In 1932 Martin Wassmud introduced the concept of LeFort I osteotomy and since that time it has become the “workhorse” in conjunction with orthodontic treatment for the resolution of malocclusions, especially open bite. There are many technical nuances associated with the orthodontic preparation that will be discussed as well when the surgery is combined with coordinated orthodontic care, the long-term outcomes can be favorable. Appropriate diagnosis and patient selection are the keys to success as well as close interdisciplinary working relationships between surgeons and orthodontists.
The use of the mandibular sagittal split osteotomy for the correction of anterior open bite is still relatively rare. This bias is generally based on historical experience of treating open bite in the era of using wire osseous fixation and the belief that posterior facial height can not be increased. The stability of using rigid internal screw fixation and bilateral sagittal osteotomies in counterclockwise rotation of the mandibular body now has been demonstrated. Indications for considering a mandibular osteotomy in the correction of anterior open bite will be reviewed.Speaker(s):

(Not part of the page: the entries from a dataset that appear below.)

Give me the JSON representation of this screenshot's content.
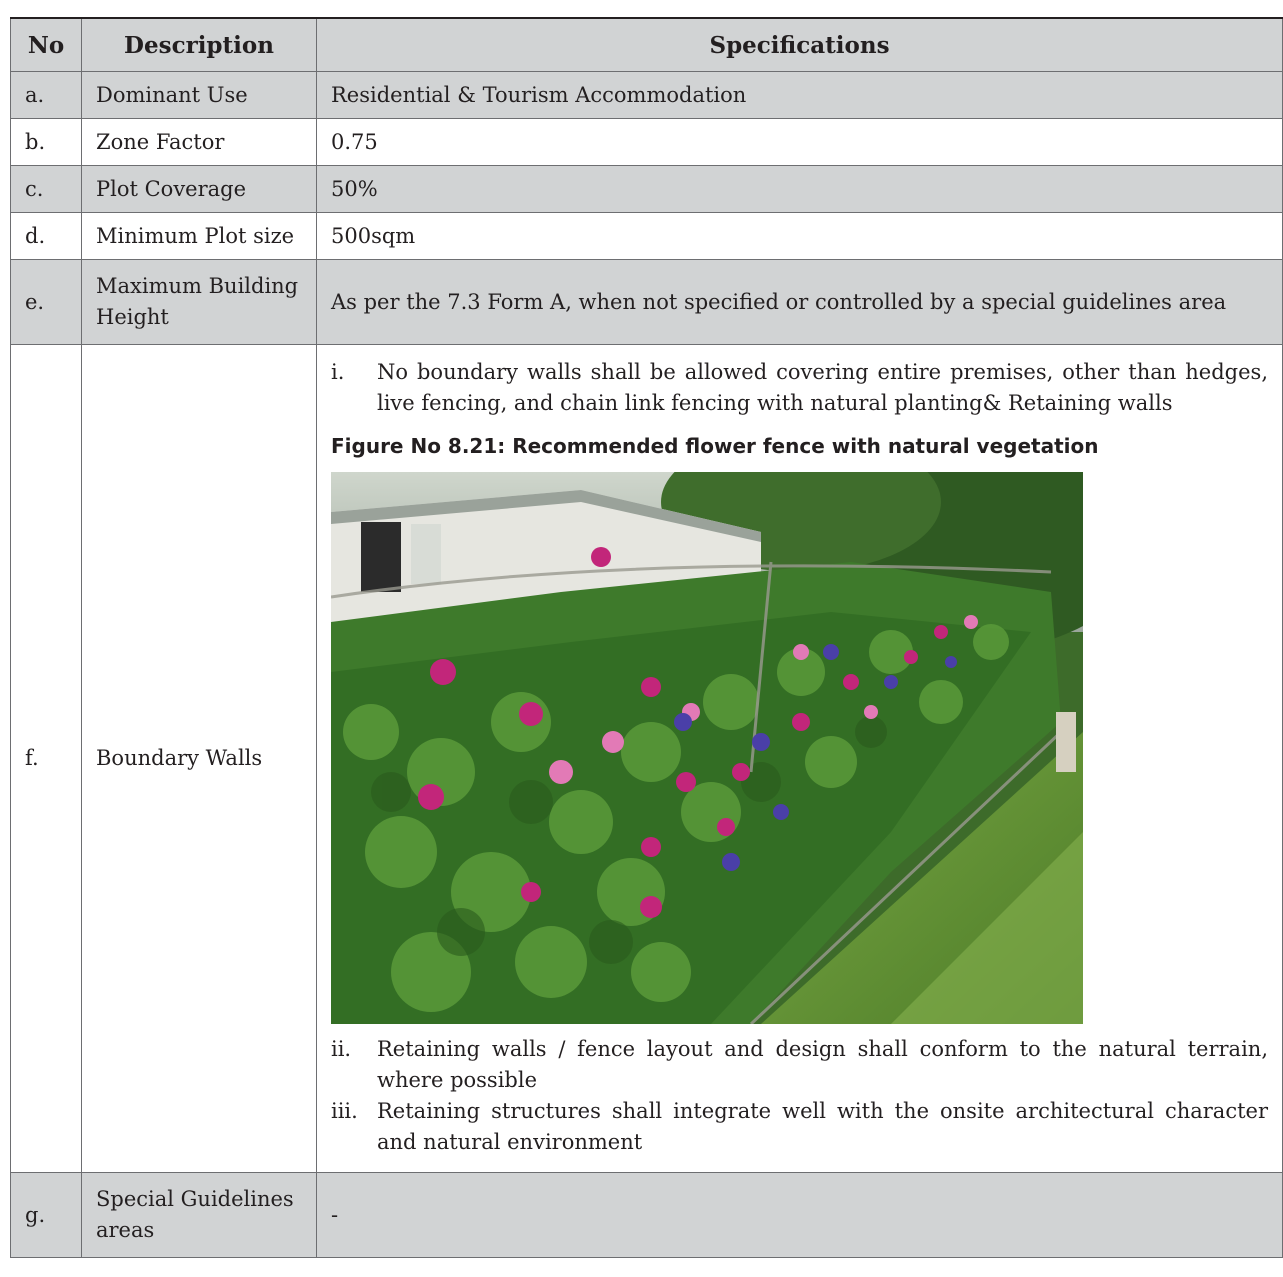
{
  "headers": {
    "no": "No",
    "description": "Description",
    "specifications": "Specifications"
  },
  "rows": {
    "a": {
      "no": "a.",
      "description": "Dominant Use",
      "spec": "Residential & Tourism Accommodation"
    },
    "b": {
      "no": "b.",
      "description": "Zone Factor",
      "spec": "0.75"
    },
    "c": {
      "no": "c.",
      "description": "Plot Coverage",
      "spec": "50%"
    },
    "d": {
      "no": "d.",
      "description": "Minimum Plot size",
      "spec": "500sqm"
    },
    "e": {
      "no": "e.",
      "description": "Maximum Building Height",
      "spec": "As per the 7.3 Form A, when not specified or controlled by a special guidelines area"
    },
    "f": {
      "no": "f.",
      "description": "Boundary Walls",
      "item1_num": "i.",
      "item1_text": "No boundary walls shall be allowed covering entire premises, other than hedges, live fencing, and chain link fencing with natural planting& Retaining walls",
      "figure_caption": "Figure No 8.21: Recommended flower fence with natural vegetation",
      "item2_num": "ii.",
      "item2_text": "Retaining walls / fence layout and design shall conform to the natural terrain, where possible",
      "item3_num": "iii.",
      "item3_text": "Retaining structures shall integrate well with the onsite architectural character and natural environment"
    },
    "g": {
      "no": "g.",
      "description": "Special Guidelines areas",
      "spec": "-"
    }
  },
  "colors": {
    "header_bg": "#d1d3d4",
    "stripe_bg": "#d1d3d4",
    "border": "#6d6e71"
  }
}
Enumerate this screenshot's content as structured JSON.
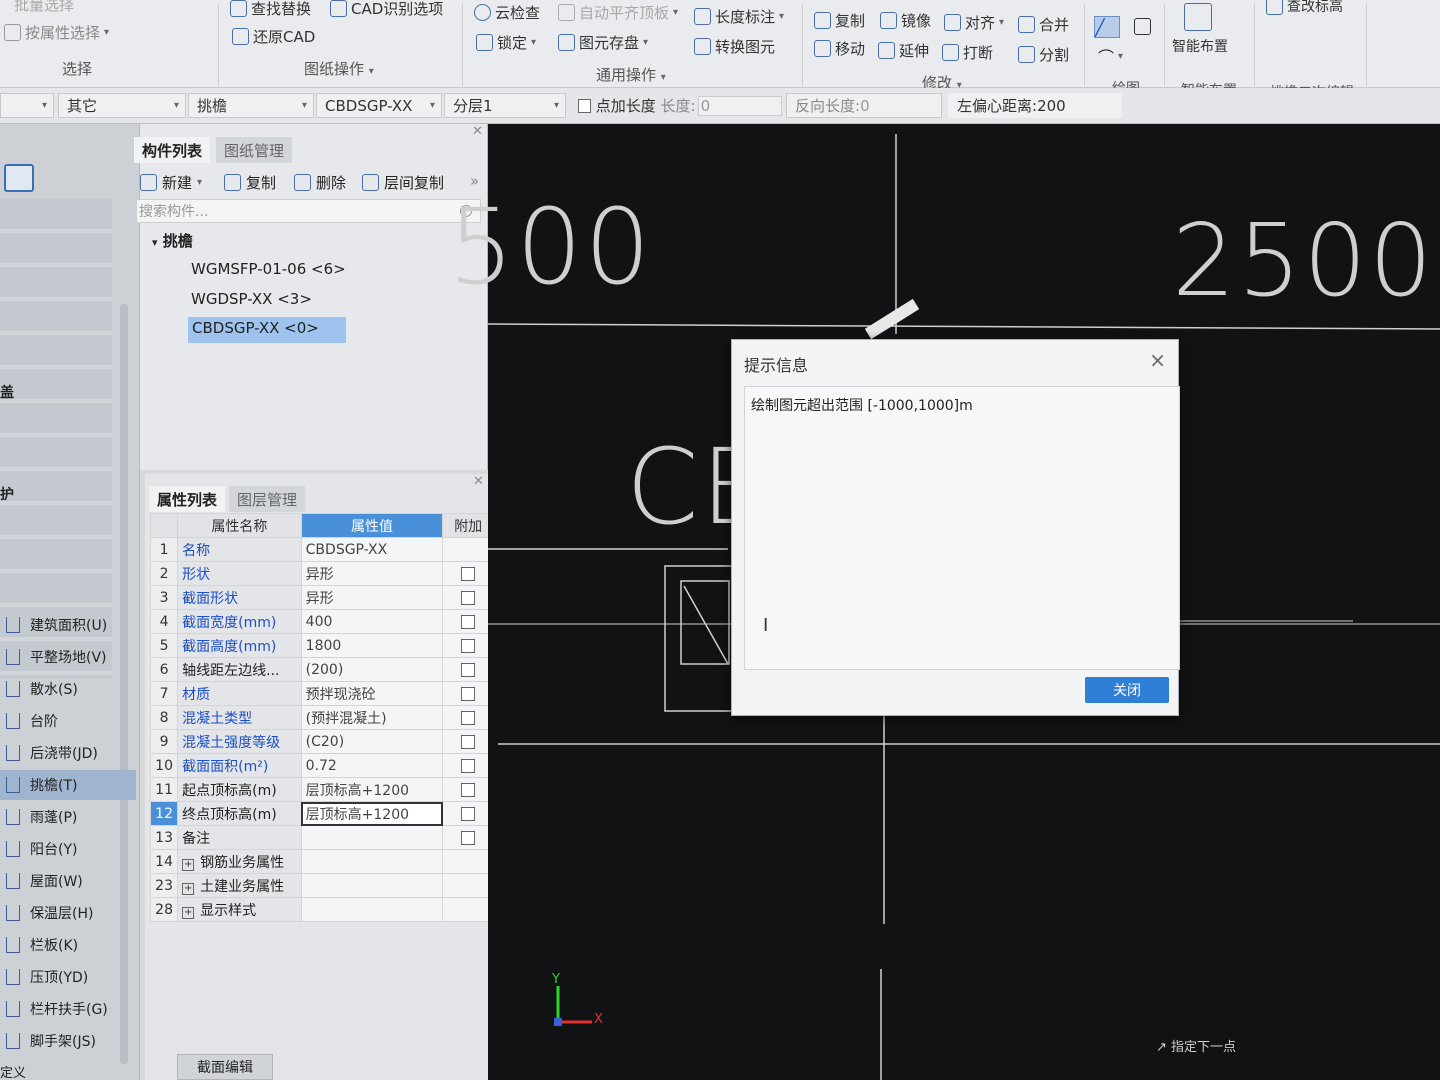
{
  "ribbon": {
    "select_group": {
      "top_label": "批量选择",
      "attr_select": "按属性选择",
      "group_label": "选择"
    },
    "drawing_ops": {
      "find_replace": "查找替换",
      "cad_options": "CAD识别选项",
      "restore_cad": "还原CAD",
      "group_label": "图纸操作"
    },
    "general_ops": {
      "cloud_check": "云检查",
      "auto_flush": "自动平齐顶板",
      "length_mark": "长度标注",
      "lock": "锁定",
      "save_elements": "图元存盘",
      "convert": "转换图元",
      "group_label": "通用操作"
    },
    "modify": {
      "copy": "复制",
      "mirror": "镜像",
      "align": "对齐",
      "merge": "合并",
      "move": "移动",
      "extend": "延伸",
      "break": "打断",
      "split": "分割",
      "group_label": "修改"
    },
    "draw": {
      "group_label": "绘图"
    },
    "smart": {
      "button": "智能布置",
      "group_label": "智能布置"
    },
    "edit2": {
      "view_elev": "查改标高",
      "group_label": "挑檐二次编辑"
    }
  },
  "propbar": {
    "dd1": "",
    "dd2": "其它",
    "dd3": "挑檐",
    "dd4": "CBDSGP-XX",
    "dd5": "分层1",
    "add_length": "点加长度",
    "length_label": "长度:",
    "length_value": "0",
    "reverse_label": "反向长度:",
    "reverse_value": "0",
    "offset_label": "左偏心距离:",
    "offset_value": "200"
  },
  "leftnav": {
    "items": [
      {
        "label": "建筑面积(U)",
        "icon": "building-area-icon"
      },
      {
        "label": "平整场地(V)",
        "icon": "site-leveling-icon"
      },
      {
        "label": "散水(S)",
        "icon": "apron-icon"
      },
      {
        "label": "台阶",
        "icon": "steps-icon"
      },
      {
        "label": "后浇带(JD)",
        "icon": "post-cast-strip-icon"
      },
      {
        "label": "挑檐(T)",
        "icon": "eave-icon",
        "active": true
      },
      {
        "label": "雨蓬(P)",
        "icon": "canopy-icon"
      },
      {
        "label": "阳台(Y)",
        "icon": "balcony-icon"
      },
      {
        "label": "屋面(W)",
        "icon": "roof-icon"
      },
      {
        "label": "保温层(H)",
        "icon": "insulation-icon"
      },
      {
        "label": "栏板(K)",
        "icon": "parapet-icon"
      },
      {
        "label": "压顶(YD)",
        "icon": "coping-icon"
      },
      {
        "label": "栏杆扶手(G)",
        "icon": "railing-icon"
      },
      {
        "label": "脚手架(JS)",
        "icon": "scaffold-icon"
      }
    ],
    "side_labels": [
      "盖",
      "护"
    ],
    "footer": "定义"
  },
  "component_panel": {
    "tabs": [
      "构件列表",
      "图纸管理"
    ],
    "toolbar": {
      "new": "新建",
      "copy": "复制",
      "delete": "删除",
      "floor_copy": "层间复制"
    },
    "search_placeholder": "搜索构件...",
    "tree_root": "挑檐",
    "tree_items": [
      "WGMSFP-01-06 <6>",
      "WGDSP-XX <3>",
      "CBDSGP-XX <0>"
    ]
  },
  "property_panel": {
    "tabs": [
      "属性列表",
      "图层管理"
    ],
    "headers": [
      "属性名称",
      "属性值",
      "附加"
    ],
    "rows": [
      {
        "no": "1",
        "name": "名称",
        "value": "CBDSGP-XX",
        "check": false
      },
      {
        "no": "2",
        "name": "形状",
        "value": "异形",
        "check": true
      },
      {
        "no": "3",
        "name": "截面形状",
        "value": "异形",
        "check": true
      },
      {
        "no": "4",
        "name": "截面宽度(mm)",
        "value": "400",
        "check": true
      },
      {
        "no": "5",
        "name": "截面高度(mm)",
        "value": "1800",
        "check": true
      },
      {
        "no": "6",
        "name": "轴线距左边线...",
        "value": "(200)",
        "check": true,
        "black": true
      },
      {
        "no": "7",
        "name": "材质",
        "value": "预拌现浇砼",
        "check": true
      },
      {
        "no": "8",
        "name": "混凝土类型",
        "value": "(预拌混凝土)",
        "check": true
      },
      {
        "no": "9",
        "name": "混凝土强度等级",
        "value": "(C20)",
        "check": true
      },
      {
        "no": "10",
        "name": "截面面积(m²)",
        "value": "0.72",
        "check": true
      },
      {
        "no": "11",
        "name": "起点顶标高(m)",
        "value": "层顶标高+1200",
        "check": true,
        "black": true
      },
      {
        "no": "12",
        "name": "终点顶标高(m)",
        "value": "层顶标高+1200",
        "check": true,
        "black": true,
        "selected": true
      },
      {
        "no": "13",
        "name": "备注",
        "value": "",
        "check": true,
        "black": true
      },
      {
        "no": "14",
        "name": "钢筋业务属性",
        "value": "",
        "check": false,
        "black": true,
        "group": true
      },
      {
        "no": "23",
        "name": "土建业务属性",
        "value": "",
        "check": false,
        "black": true,
        "group": true
      },
      {
        "no": "28",
        "name": "显示样式",
        "value": "",
        "check": false,
        "black": true,
        "group": true
      }
    ],
    "bottom_button": "截面编辑"
  },
  "canvas": {
    "dim_left": "500",
    "dim_right": "2500",
    "label_cb": "CB",
    "axis_x": "X",
    "axis_y": "Y",
    "status_hint": "指定下一点"
  },
  "dialog": {
    "title": "提示信息",
    "message": "绘制图元超出范围 [-1000,1000]m",
    "close_button": "关闭"
  },
  "colors": {
    "accent": "#4a90d9",
    "canvas_bg": "#111214",
    "dialog_button": "#2f7fd6"
  }
}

Anterior open bite (AOB) can be corrected by orthognathic surgery or orthodontic treatment. Severe skeletal, facial, and functional problems should be corrected by orthognathic surgery, but combining cone-beam computed tomography (CBCT) and temporary anchorage devices (TADs) can provide an efficient and accurate way to correct AOB. Nowadays, by using TADs, we can expand orthodontic boundaries. In this lecture, various clinical applications of TADs and orthognathic surgery will be discussed in challenging AOB cases along with new American Board of Orthodontics (ABO) Scenario-based Oral Clinical Examination domains. After the lecture, clinicians will be able to treat and finish anterior open bite cases more efficiently and successfully while minimizing the chance of relapse.Speaker(s):
Q&A Panel Discussion: All Saturday SpeakersSpeaker(s):
Dr. Huang will present findings from the National Adult Anterior Open Bite Study, which was conducted in the NDPBRN setting. The study enrolled more than 90 practitioners and 347 patients from across the United States. Dr. Huang will describe the success rates associated with 4 major categories of treatment - aligners, fixed appliances, TADs, and orthognathic surgery. He will also discuss practitioner and patient factors related to satisfaction and stability. Finally, he will review the mechanism by which open bites were corrected using the 4 treatment categories, based on cephalometric analyses.
Adult anterior open bites are a particularly difficult diagnostic and treatment scenario that will be explored in this presentation. Evaluating, establishing and maintaining an orthopedically stable occlusion is a foundation piece for the orthodontic practitioner. The interaction of muscles, teeth, jaws and TMJs will be explored with the use of imaging. Key anatomic variables that negatively influence occlusion will be singled out and discussed in this presentation.Speaker(s):
Osteoarthritis of the temporomandibular joint causes marked retrusion of the mandible and open bite. To date, several surgical orthodontic treatment modalities have been performed, but prognosis and postoperative stability are poor, because of relapse and condylar resorption. Mandibular autorotation concept (MAC) surgery performed at our hospital is a broad term to describe the series of orthognathic surgery utilizing an intentional mandibular autorotation. In this presentation, I would like to share with you the backgrounds and effectiveness of the MAC surgery with the basic and clinical data.Speaker(s):